Task statement
Restate the entries below in full, exactly as they read, but without pictures.

Provided records below:

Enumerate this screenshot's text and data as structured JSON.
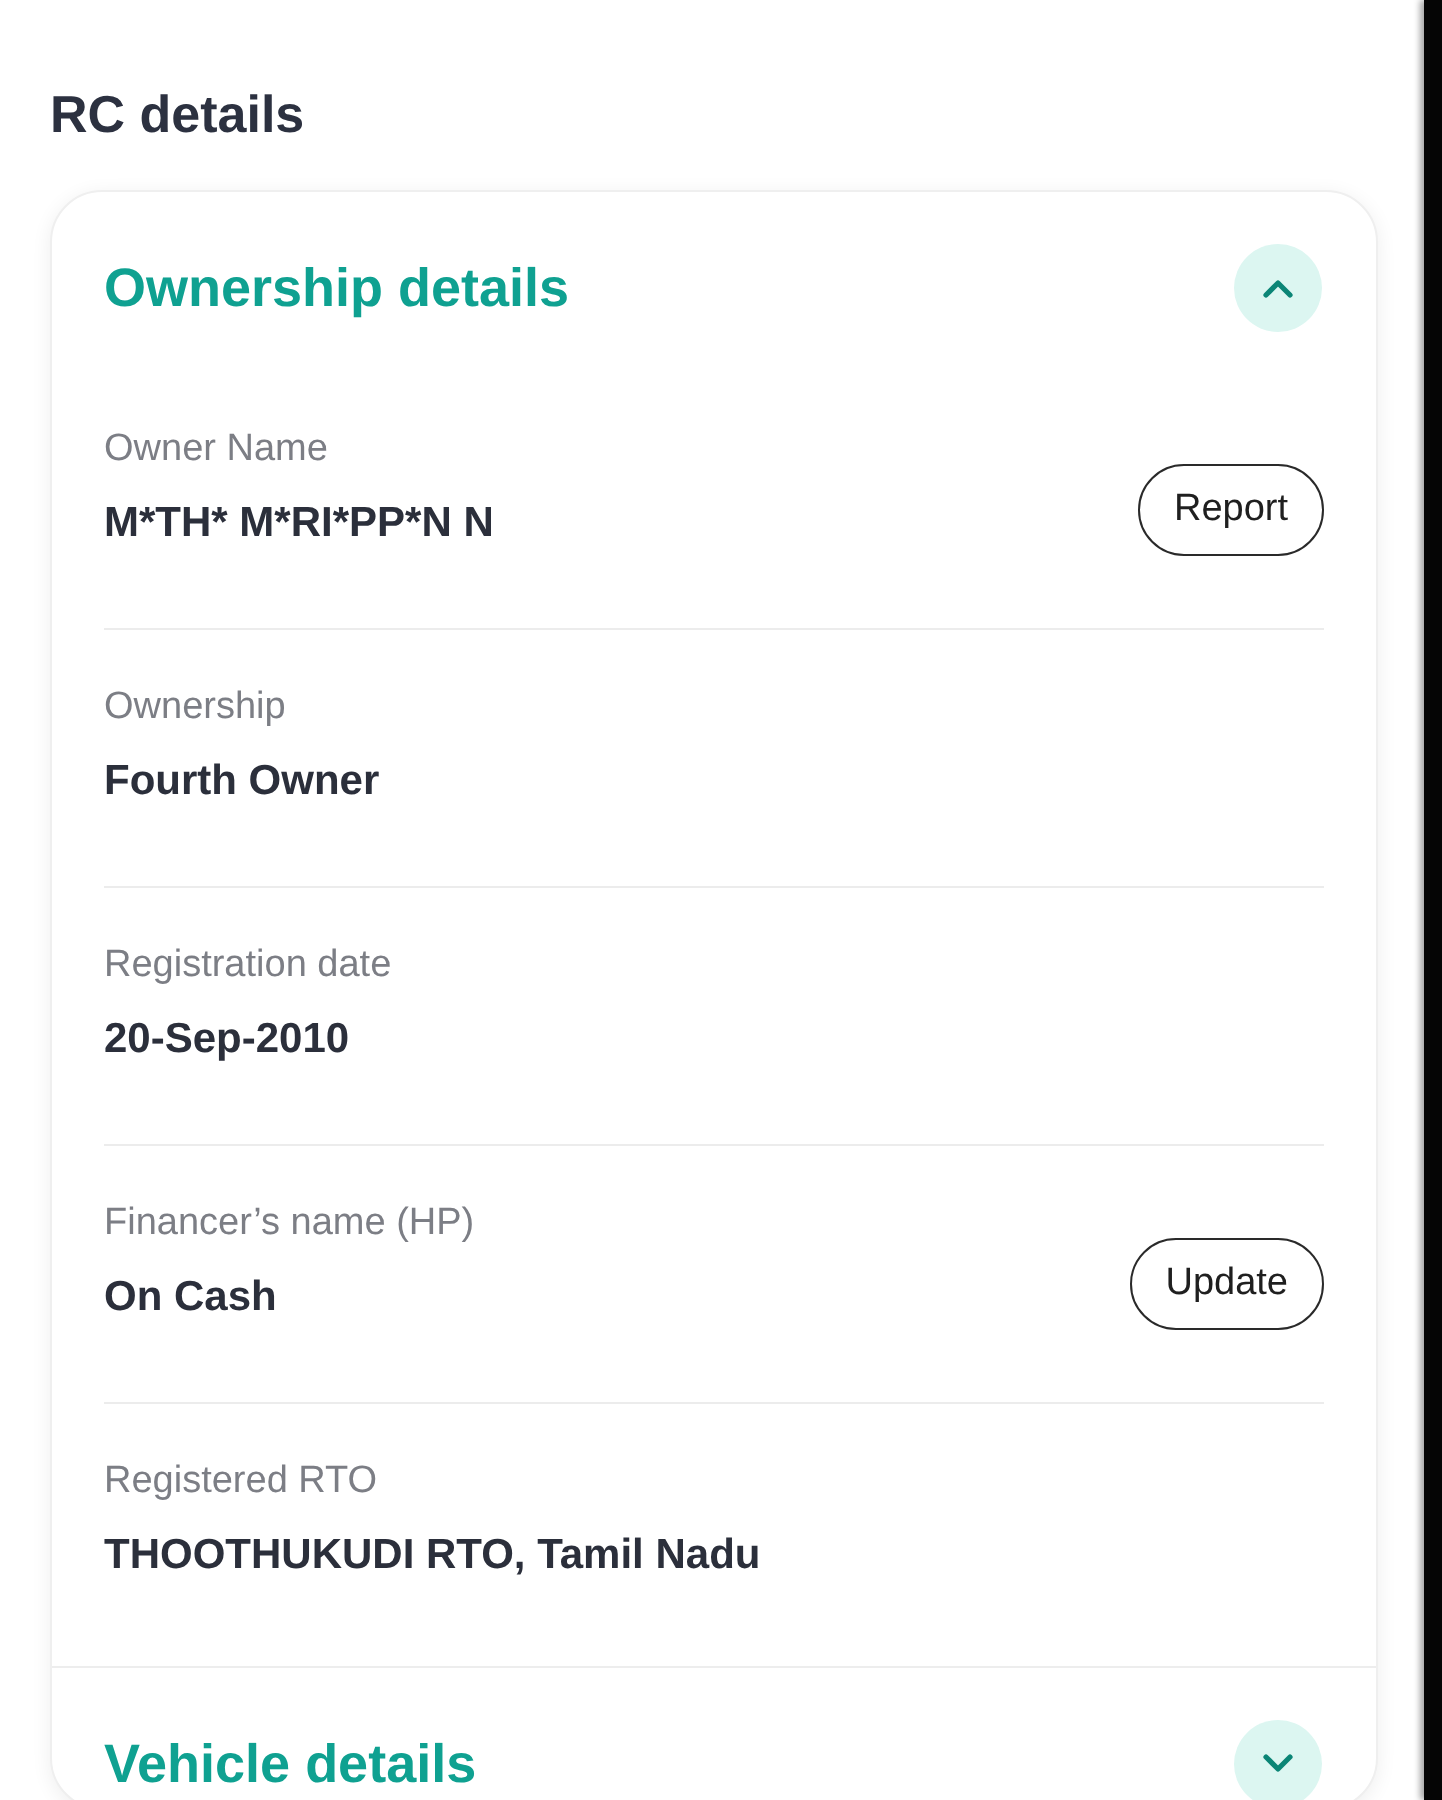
{
  "page": {
    "title": "RC details"
  },
  "sections": [
    {
      "title": "Ownership details",
      "expanded": true,
      "fields": [
        {
          "label": "Owner Name",
          "value": "M*TH* M*RI*PP*N N",
          "action": "Report"
        },
        {
          "label": "Ownership",
          "value": "Fourth Owner"
        },
        {
          "label": "Registration date",
          "value": "20-Sep-2010"
        },
        {
          "label": "Financer’s name (HP)",
          "value": "On Cash",
          "action": "Update"
        },
        {
          "label": "Registered RTO",
          "value": "THOOTHUKUDI RTO, Tamil Nadu"
        }
      ]
    },
    {
      "title": "Vehicle details",
      "expanded": false
    }
  ]
}
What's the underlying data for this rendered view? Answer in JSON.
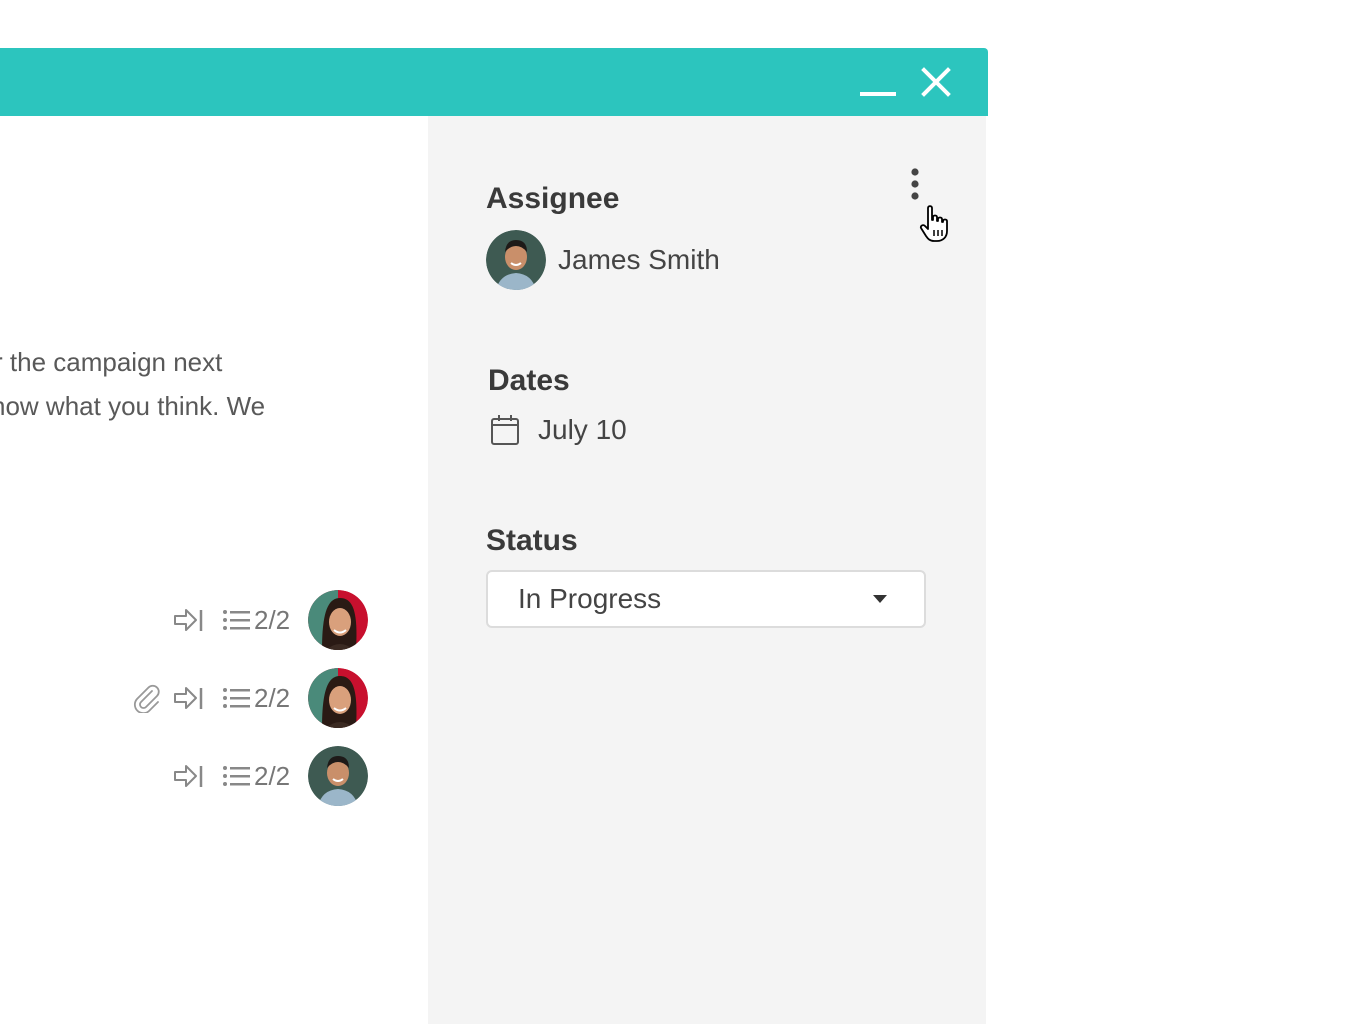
{
  "colors": {
    "titlebar": "#2cc5be",
    "panel_bg": "#f4f4f4",
    "text": "#444444"
  },
  "window": {
    "minimize_icon": "minimize-icon",
    "close_icon": "close-icon"
  },
  "description": {
    "lines": [
      "r the campaign next",
      "know what you think. We"
    ]
  },
  "tasks": [
    {
      "attachment": false,
      "checklist": "2/2",
      "avatar": "woman-avatar"
    },
    {
      "attachment": true,
      "checklist": "2/2",
      "avatar": "woman-avatar"
    },
    {
      "attachment": false,
      "checklist": "2/2",
      "avatar": "man-avatar"
    }
  ],
  "side_panel": {
    "assignee_label": "Assignee",
    "assignee_name": "James Smith",
    "dates_label": "Dates",
    "date_value": "July 10",
    "status_label": "Status",
    "status_value": "In Progress"
  }
}
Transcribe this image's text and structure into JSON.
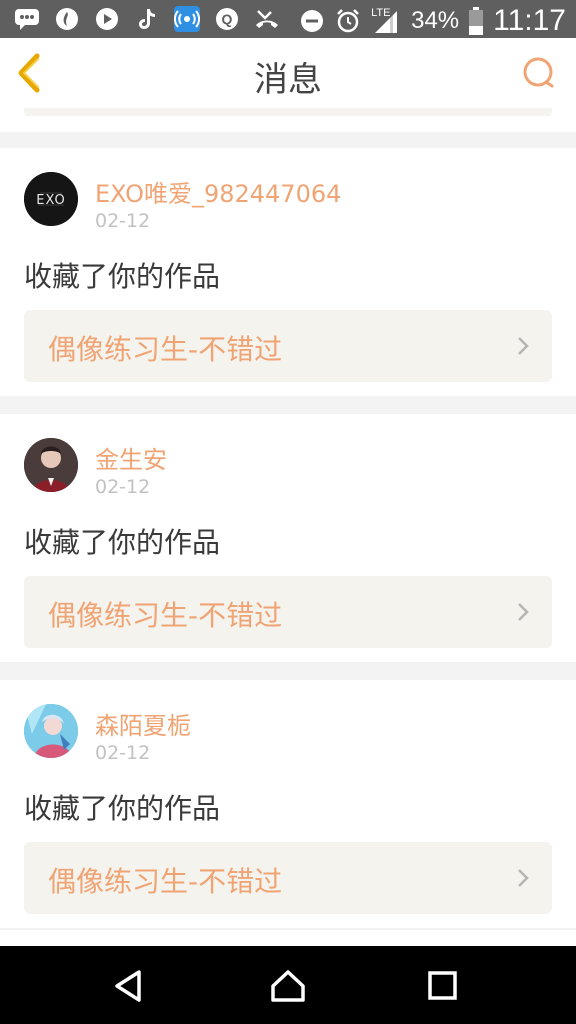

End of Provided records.

Reply to the task
Enumerate this screenshot's text and data as structured JSON.
{
  "page": {
    "title": "RC details"
  },
  "sections": [
    {
      "title": "Ownership details",
      "expanded": true,
      "fields": [
        {
          "label": "Owner Name",
          "value": "M*TH* M*RI*PP*N N",
          "action": "Report"
        },
        {
          "label": "Ownership",
          "value": "Fourth Owner"
        },
        {
          "label": "Registration date",
          "value": "20-Sep-2010"
        },
        {
          "label": "Financer’s name (HP)",
          "value": "On Cash",
          "action": "Update"
        },
        {
          "label": "Registered RTO",
          "value": "THOOTHUKUDI RTO, Tamil Nadu"
        }
      ]
    },
    {
      "title": "Vehicle details",
      "expanded": false
    }
  ]
}
What's the underlying data for this rendered view? Answer in JSON.
{
  "colors": {
    "titlebar": "#2cc5be",
    "panel_bg": "#f4f4f4",
    "text": "#444444"
  },
  "window": {
    "minimize_icon": "minimize-icon",
    "close_icon": "close-icon"
  },
  "description": {
    "lines": [
      "r the campaign next",
      "know what you think. We"
    ]
  },
  "tasks": [
    {
      "attachment": false,
      "checklist": "2/2",
      "avatar": "woman-avatar"
    },
    {
      "attachment": true,
      "checklist": "2/2",
      "avatar": "woman-avatar"
    },
    {
      "attachment": false,
      "checklist": "2/2",
      "avatar": "man-avatar"
    }
  ],
  "side_panel": {
    "assignee_label": "Assignee",
    "assignee_name": "James Smith",
    "dates_label": "Dates",
    "date_value": "July 10",
    "status_label": "Status",
    "status_value": "In Progress"
  }
}
Transcribe this image's text and structure into JSON.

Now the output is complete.